Problem to solve: Tell how many lines in the following entries include the word "true", giving the figure alone.

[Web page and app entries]

--------------------------------------------------

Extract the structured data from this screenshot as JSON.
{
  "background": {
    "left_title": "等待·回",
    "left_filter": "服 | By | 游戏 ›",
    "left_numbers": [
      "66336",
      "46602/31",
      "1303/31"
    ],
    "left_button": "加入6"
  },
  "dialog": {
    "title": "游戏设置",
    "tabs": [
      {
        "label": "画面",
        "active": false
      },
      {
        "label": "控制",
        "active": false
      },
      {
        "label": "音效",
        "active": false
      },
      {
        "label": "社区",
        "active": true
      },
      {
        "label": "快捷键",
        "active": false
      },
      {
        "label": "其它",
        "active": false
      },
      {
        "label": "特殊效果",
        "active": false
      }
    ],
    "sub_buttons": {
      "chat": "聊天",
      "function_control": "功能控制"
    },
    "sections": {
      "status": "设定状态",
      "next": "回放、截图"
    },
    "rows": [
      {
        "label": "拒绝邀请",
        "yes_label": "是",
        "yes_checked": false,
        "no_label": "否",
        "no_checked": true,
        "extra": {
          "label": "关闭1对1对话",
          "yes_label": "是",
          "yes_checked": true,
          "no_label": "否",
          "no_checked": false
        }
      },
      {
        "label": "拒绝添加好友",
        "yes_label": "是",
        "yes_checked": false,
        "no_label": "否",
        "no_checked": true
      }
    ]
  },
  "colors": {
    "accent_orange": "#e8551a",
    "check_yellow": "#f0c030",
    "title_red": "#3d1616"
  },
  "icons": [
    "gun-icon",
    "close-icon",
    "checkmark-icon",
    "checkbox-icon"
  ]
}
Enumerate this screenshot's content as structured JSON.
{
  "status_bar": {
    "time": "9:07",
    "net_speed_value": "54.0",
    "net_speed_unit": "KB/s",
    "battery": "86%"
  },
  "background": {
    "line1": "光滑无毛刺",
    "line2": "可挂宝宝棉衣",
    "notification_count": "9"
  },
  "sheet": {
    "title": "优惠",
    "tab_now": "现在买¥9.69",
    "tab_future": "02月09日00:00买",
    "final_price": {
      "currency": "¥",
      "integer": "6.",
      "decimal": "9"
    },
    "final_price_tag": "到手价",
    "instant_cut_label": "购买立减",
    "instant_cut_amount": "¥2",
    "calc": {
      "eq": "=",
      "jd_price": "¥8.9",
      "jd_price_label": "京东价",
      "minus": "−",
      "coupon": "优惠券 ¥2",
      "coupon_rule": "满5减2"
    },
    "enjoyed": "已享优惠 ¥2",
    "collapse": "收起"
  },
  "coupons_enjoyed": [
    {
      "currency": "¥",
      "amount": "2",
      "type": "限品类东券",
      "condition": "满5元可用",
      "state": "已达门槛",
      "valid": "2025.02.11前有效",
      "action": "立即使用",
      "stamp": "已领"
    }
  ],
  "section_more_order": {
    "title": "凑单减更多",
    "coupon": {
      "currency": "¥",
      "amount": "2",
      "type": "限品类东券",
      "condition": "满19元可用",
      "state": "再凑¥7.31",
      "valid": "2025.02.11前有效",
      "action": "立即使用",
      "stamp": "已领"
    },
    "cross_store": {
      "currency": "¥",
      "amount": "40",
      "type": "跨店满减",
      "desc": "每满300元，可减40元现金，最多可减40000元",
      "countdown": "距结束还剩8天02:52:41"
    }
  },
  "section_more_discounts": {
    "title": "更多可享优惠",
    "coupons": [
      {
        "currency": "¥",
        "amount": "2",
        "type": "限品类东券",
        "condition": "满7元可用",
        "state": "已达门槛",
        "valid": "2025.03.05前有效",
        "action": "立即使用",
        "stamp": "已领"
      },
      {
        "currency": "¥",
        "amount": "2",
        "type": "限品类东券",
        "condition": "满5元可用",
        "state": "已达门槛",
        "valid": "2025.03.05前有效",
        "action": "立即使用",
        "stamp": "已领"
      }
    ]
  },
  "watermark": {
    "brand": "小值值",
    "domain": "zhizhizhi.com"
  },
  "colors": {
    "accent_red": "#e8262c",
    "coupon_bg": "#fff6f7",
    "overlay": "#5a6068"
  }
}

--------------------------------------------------

Final answer: 4